padmakara, 1993. (two commentaries on the ninth chapter of the Bodhicharyavatara written
by two disciples of patrul rinpoche. )
lamrimpa, gen. Realizing Emptiness, Madhyamika Insight Meditation. translated by alan
Wallace. Snow lion, 1999.
Murti, t.r.V. Te Central Philosophy of Buddhism: A Study of the Madhyamika System.
harpercollins india, 1998.
Shantideva. Te Way of the Bodhisattva. translated by the padmakara translation group.
Shambhala, 1997.
Trangu rinpoche. Middle Way Meditation Instructions. namo Buddha publications, 2000.
Buddha Nature
hookham, Shenpen . Te Buddha Within. Sri Satguru publications, 1992. (Tis book contains
the translation of the very valuable introduction to Jamgn Kongtruls commentary, which is not
translated in Buddha nature.)
Maitreya, Jamgn Kongtrul lodr Tay, and Khenpo tsultrim gyamtso rinpoche. Buddha
Nature. translated by rosemarie Fuchs. Snow lion, 2000. (N.B. Dzigar Kongtrul Rinpoche has
specifcally asked that students NOT read this or any other commentary on the Uttaratantra Shastra
before receiving the lung [textual transmission]. Please respect this request.)
Trangu rinpoche. Buddha Nature. rangjung Yeshe publications 1993.
Further Books by Jamgn Kongtrul Lodr Tay
Buddhist Ethics. translated by the Sonada translation committee. Snow lion, 1998.
Creation and Completion. translated by Sarah harding. Wisdom, 1996.
Enthronement. translated by ngawang zangpo. Snow lion, 1997.
Myriad Worlds. translated by the Sonada translation committee. Snow lion,
retreat Manual. translated by ngawang zangpo. Snow lion, 1994.
Te Autobiography of Jamgn Kongtrul, A Gem of Many Colors. translated by richard Barron
(chkyi nyima). Snow lion, 2003.
padmasambhava and Jamgn Kongtrul.
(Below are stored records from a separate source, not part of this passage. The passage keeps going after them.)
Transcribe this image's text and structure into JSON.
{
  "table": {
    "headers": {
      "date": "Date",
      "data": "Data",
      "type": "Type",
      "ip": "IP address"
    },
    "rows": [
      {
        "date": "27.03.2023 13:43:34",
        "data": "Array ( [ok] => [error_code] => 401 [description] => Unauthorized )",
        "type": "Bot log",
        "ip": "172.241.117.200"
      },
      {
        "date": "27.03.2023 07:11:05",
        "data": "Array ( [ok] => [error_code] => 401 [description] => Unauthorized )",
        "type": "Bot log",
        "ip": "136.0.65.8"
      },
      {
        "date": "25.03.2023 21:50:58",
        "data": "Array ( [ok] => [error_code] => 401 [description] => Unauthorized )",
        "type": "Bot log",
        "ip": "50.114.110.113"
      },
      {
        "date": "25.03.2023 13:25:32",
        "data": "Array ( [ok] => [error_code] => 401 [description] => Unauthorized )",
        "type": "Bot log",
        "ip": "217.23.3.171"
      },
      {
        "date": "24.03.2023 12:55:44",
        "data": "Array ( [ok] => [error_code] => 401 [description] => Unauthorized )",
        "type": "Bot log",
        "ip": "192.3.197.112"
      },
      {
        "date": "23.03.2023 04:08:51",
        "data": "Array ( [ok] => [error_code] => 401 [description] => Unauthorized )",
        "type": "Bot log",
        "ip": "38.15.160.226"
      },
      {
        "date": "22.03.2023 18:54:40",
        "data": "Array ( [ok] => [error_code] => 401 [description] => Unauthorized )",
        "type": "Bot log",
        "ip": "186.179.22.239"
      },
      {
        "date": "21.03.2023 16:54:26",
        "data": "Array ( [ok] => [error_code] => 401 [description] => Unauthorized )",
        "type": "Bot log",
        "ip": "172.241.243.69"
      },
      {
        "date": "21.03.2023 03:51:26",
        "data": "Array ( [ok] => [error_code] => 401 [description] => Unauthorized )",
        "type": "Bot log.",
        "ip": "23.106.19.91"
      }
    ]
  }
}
Te Light of Wisdom, Vol. 1&2. rangjung Yeshe
publications, 1999.
Tese teachings were given at the Rigpa Shedra in Lerab Ling in June
2002, 2001 and 1997.
Mangala Shri Bhuti 200
All rights reserved. No reproduction by any means without prior
permission from Rigpa International or Mangala Shri Bhuti in writing.
On account of the teachings it contains, this booklet should be treated
with respect. If you should wish to dispose of it, please burn it rather
than dispose of it.
Many people have contributed to this book but I would particularly
like to thank Karin Behrendt, Ani Sangy Chzom, Maureen Cooper,
Peter Fry, Linda Graham, Ian Maxwell, Sue Morrison, William
Morton, Michael Nolan, Adam Pearcey, Jeremy Tattersall and the Rigpa
transcribing team.
Michaela Haas